In one non-state jurisdiction covered by the survey, liberals did outnumber conservatives. That was Washington, D.C., where 37% said they were liberal, 35% said they were moderate and 23% said they were conservative.
Even in New York and New Jersey, conservatives outnumber liberals by 6 percentage points, according to Gallup. In those states, 32% say they are conservative and 26% say they are liberal. In Connecticut, conservatives outnumber liberals by 7 points, 31% to 24%.
Alabama is the state that comes closest to a conservative majority. In that state, according to Gallup, 49% say they are conservative and 15% say they are liberal.
In President Obama’s home state of Illinois, conservatives outnumber liberals, 35% to 23%.
Gallup's results were derived from interviewing 160,236 American adults between Jan. 2, 2009 and June 30, 2009.
Even though conservatives outnumber liberals in all 50 states, in 21 of these states self-identified moderates outnumber conservatives, and in 4 states the percentage saying they are conservative and the percentage saying they are moderate is exactly the same.
The two states with the highest percentage of self-identified moderates are Hawaii and Rhode Island, where 43% say they are moderate.
For a ranking of all 50 states by the advantage that self-identified conservatives have over self-identified liberals see the Gallup analysis here.
Most Americans feel that the healthcare system in our country needs to be reformed in some manner. At the same time, most Americans LIKE their own current coverage. My question to those who want to revamp the entire healthcare system into a government run nightmare is, "Why throw out the baby with the bathwater?"
There are many opportunities to streamline cost and increase quality of care in a way which is comfortable and acceptable to most Americans. Below is a list of smart reform ideas from Physicians for Reform which would significantly effect American healthcare in a positive way. Is there a reason why our elected leaders won't address these very plain and simple measures? Does it have something to do with the fact that 84% of trial lawyers' campaign contributions in 2008 went to the Democratic party?
Insurance Reform: Health Savings Accounts combined with higher deductable policies reduce healthcare spending by placing patients in control of their own healthcare dollars. This strategy can decrease healthcare sending by 13% without compromising access to care. If America reduces even one fourth of its healthcare spending by even 10%, this will save $50 billion every year.
Tax Reform: Physicians for Reform advocates making health insurance and Health Savings Accounts tax deductable for Americans with higher incomes.
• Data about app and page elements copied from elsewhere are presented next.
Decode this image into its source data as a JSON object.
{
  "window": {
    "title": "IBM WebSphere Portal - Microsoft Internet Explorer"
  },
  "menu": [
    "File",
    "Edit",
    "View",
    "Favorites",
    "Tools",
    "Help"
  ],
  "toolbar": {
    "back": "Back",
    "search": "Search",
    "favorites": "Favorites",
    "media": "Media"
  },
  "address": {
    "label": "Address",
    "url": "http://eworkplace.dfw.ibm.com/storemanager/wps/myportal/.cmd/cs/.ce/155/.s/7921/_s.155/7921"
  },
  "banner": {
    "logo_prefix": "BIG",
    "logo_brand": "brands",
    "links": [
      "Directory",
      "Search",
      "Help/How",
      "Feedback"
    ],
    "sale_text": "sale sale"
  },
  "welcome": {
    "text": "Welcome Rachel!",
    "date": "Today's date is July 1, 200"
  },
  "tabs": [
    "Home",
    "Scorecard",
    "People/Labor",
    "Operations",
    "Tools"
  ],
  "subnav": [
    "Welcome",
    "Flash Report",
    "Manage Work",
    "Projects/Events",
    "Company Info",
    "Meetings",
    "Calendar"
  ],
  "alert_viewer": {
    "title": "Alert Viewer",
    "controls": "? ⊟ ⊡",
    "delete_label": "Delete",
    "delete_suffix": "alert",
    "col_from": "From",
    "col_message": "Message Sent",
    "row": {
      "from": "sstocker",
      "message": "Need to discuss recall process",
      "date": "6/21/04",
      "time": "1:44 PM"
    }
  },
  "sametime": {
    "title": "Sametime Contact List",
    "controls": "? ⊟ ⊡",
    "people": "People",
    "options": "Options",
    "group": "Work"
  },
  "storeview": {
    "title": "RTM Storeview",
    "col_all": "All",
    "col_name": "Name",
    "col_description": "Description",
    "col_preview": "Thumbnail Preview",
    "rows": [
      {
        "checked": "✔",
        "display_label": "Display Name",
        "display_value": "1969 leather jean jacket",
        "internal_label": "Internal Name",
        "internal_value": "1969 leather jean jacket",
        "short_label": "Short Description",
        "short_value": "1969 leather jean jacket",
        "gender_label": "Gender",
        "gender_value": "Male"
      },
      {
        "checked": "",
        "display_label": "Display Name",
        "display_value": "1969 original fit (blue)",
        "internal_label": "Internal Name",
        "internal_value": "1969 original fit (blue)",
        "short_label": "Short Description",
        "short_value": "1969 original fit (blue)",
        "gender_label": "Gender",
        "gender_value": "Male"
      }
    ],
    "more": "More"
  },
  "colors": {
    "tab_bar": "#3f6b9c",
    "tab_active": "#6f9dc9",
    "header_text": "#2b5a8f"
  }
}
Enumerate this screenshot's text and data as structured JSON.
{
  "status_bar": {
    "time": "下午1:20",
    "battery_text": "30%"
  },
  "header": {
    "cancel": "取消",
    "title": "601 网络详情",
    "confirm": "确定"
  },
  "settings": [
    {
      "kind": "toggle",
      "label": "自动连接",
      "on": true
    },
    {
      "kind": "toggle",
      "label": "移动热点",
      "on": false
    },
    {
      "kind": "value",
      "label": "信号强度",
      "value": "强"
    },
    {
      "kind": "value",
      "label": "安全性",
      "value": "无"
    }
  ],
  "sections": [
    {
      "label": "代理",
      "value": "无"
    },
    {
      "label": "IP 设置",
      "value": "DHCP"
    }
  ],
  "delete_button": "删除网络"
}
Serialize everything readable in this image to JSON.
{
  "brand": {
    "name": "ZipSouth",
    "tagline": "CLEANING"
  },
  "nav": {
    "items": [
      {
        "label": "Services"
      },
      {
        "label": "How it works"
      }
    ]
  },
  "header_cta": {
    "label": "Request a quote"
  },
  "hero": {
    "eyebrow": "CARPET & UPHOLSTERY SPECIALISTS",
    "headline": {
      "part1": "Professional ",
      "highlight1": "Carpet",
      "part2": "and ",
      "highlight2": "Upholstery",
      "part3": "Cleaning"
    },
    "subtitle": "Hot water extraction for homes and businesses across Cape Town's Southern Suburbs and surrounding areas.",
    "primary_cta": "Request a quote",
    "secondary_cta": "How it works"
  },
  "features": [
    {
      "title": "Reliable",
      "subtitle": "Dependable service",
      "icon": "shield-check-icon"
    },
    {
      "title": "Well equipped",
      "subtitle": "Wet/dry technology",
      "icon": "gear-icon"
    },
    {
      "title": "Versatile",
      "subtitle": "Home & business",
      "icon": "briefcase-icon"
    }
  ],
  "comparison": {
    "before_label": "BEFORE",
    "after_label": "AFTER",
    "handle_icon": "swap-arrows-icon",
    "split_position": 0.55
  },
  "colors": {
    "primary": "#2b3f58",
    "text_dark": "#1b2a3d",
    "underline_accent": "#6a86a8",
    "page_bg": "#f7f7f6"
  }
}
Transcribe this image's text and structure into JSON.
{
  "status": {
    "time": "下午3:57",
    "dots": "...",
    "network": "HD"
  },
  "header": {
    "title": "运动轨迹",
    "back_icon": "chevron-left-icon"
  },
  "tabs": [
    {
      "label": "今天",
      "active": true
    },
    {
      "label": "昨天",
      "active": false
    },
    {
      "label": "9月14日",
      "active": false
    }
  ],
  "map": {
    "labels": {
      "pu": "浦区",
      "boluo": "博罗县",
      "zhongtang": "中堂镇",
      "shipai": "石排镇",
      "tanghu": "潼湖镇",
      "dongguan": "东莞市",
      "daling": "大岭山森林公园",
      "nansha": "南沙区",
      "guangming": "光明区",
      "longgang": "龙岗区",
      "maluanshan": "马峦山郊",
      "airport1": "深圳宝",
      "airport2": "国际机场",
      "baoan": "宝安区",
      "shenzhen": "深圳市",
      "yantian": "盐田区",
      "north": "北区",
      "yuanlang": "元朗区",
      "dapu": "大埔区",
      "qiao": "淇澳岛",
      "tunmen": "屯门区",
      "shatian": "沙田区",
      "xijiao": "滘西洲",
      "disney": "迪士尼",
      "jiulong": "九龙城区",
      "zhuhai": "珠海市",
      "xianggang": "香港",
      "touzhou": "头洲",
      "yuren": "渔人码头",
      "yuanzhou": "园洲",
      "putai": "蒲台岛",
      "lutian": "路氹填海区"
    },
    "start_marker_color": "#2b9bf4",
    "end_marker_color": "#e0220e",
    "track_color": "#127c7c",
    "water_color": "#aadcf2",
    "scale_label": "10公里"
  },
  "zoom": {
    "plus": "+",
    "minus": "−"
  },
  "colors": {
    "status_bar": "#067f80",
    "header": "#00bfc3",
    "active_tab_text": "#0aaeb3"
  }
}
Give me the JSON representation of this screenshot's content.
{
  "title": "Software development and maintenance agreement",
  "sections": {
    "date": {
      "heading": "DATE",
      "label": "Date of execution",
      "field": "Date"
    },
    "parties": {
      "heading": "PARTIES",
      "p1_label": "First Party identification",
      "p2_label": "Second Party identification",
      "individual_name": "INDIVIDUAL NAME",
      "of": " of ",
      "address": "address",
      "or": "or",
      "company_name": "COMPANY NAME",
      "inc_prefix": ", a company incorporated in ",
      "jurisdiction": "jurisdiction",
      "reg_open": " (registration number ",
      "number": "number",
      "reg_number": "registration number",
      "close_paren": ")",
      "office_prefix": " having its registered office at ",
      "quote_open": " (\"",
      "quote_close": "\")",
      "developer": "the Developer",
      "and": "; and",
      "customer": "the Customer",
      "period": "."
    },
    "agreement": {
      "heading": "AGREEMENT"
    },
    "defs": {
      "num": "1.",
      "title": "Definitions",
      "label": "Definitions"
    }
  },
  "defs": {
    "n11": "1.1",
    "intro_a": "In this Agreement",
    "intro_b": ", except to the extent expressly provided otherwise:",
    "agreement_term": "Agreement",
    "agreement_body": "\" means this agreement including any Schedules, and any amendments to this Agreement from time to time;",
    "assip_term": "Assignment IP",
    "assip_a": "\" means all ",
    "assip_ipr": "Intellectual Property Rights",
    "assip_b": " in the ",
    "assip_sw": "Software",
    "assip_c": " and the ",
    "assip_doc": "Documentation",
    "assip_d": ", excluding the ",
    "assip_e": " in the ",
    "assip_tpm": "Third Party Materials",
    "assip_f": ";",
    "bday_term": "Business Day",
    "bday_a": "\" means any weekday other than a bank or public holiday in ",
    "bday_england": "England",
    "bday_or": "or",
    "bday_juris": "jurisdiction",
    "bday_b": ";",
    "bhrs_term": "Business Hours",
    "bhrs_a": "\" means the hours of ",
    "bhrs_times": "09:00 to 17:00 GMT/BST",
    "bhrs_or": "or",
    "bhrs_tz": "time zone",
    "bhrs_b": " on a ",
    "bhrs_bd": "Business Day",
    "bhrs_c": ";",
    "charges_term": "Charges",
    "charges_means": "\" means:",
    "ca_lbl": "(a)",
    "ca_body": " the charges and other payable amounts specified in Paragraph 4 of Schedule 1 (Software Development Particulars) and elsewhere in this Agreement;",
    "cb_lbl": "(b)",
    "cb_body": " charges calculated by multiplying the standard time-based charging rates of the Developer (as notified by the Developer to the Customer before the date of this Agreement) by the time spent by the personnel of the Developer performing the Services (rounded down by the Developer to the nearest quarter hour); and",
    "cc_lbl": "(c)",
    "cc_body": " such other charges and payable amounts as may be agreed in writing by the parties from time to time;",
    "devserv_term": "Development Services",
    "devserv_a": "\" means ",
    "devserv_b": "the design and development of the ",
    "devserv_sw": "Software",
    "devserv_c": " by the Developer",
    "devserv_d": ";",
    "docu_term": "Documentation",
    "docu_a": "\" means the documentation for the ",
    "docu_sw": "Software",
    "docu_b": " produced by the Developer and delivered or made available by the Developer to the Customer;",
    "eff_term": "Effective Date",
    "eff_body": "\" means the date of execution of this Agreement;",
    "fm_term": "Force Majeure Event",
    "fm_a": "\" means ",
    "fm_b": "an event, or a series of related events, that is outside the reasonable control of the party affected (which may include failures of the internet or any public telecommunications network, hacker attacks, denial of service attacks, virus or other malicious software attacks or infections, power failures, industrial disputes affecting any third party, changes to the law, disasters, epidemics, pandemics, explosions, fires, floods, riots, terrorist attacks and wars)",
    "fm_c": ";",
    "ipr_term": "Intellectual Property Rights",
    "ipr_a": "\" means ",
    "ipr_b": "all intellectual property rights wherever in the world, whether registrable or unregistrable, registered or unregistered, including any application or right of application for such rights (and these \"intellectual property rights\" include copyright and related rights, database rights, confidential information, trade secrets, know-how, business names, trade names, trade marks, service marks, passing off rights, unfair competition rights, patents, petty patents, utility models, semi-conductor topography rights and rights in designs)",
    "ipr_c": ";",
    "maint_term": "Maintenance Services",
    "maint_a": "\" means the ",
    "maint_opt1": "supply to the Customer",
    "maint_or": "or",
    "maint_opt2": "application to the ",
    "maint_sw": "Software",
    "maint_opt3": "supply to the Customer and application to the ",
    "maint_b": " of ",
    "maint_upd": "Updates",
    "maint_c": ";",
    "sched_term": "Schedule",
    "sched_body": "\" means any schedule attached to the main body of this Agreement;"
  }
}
We also advocate funding individual policies and Health Savings Account with tax credits for Americans with lower incomes. This plan not only makes healthcare affordable for every American, it keeps patients in control of their own healthcare dollars. This program would cost approximately $80 billion every year.
Tort Reform: Physicians spend approximately $124 billion every year in defensive medicine. Much of this is driven by the unpredictable results of our medical legal system. Federal level tort reform would decrease healthcare spending by an estimated $70 billion yearly.
Combined, Insurance Reform and Tort Reform would save Americans approximately $120 billion every year. Tax credits for Americans without healthcare would cost $80 billion. The net result? Not only does every American have access to healthcare, we save approximately $40 billion every year.
In this time of economic crisis, this plan not only reduces federal spending, it lowers the cost of healthcare of both small and large businesses. This in turn will create jobs as businesses have more money to hire people.